According to the pretrial filing, Ahrens got the rival’s name and address by having a friend get a Schenectady police officer to run the man’s license plate. The filings say the plate check happened March 5, 2012, and Ahrens “launched his campaign of terror immediately thereafter.”
The police department began investigating after the district attorney’s office brought the information to the department’s attention, Bennett said.
He confirmed that the officer involved was identified and suspended without pay for a “significant” amount of time. He declined to give the exact length of the suspension, but it was a month at most because he said the officer served his suspension in July 2012.
“He has served his suspension and has resumed his duties,” Bennett said. He explained that the officer gave out the address because “a friend” asked for it.
Although the officer couldn’t have guessed that the information would lead to a series of bombings, Bennett said, the officer should have known better than to hand out an address to someone claiming harassment.
“The obvious question is, ‘Why do you want it?’ ” Bennett said. “A police officer, just through their daily activities, the antenna should go up.”
He said officers should never “arbitrarily hand out information.”
Bennett added that the department had never had trouble with the officer before. “It was a very rare moment of poor judgment on his part,” he said.
The request for the information also should have raised questions, he added. “If, in fact, he’s so concerned about being harassed, he should go to police and file an official complaint,” Bennett said. “There’s a correct process to follow.”
Ahrens is accused of recruiting others to damage his rival’s home using explosives.
In one instance on March 17, 2012, an explosive device blew up on the man’s front porch and smashed his bedroom window as he slept.
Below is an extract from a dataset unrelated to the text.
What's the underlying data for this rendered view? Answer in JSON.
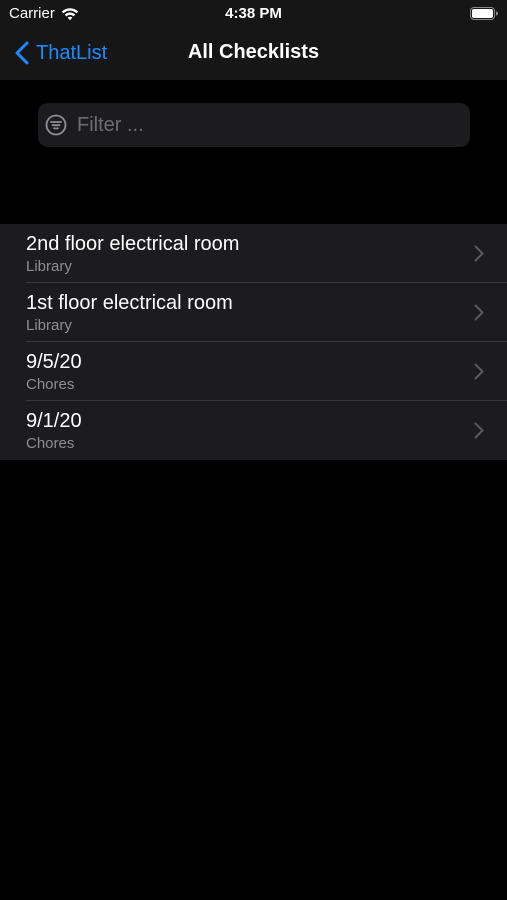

A week later, another device detonated near a dormer on the second floor of the home, causing damage to the roof.
Three others were charged in connection with the case; those people have pleaded guilty.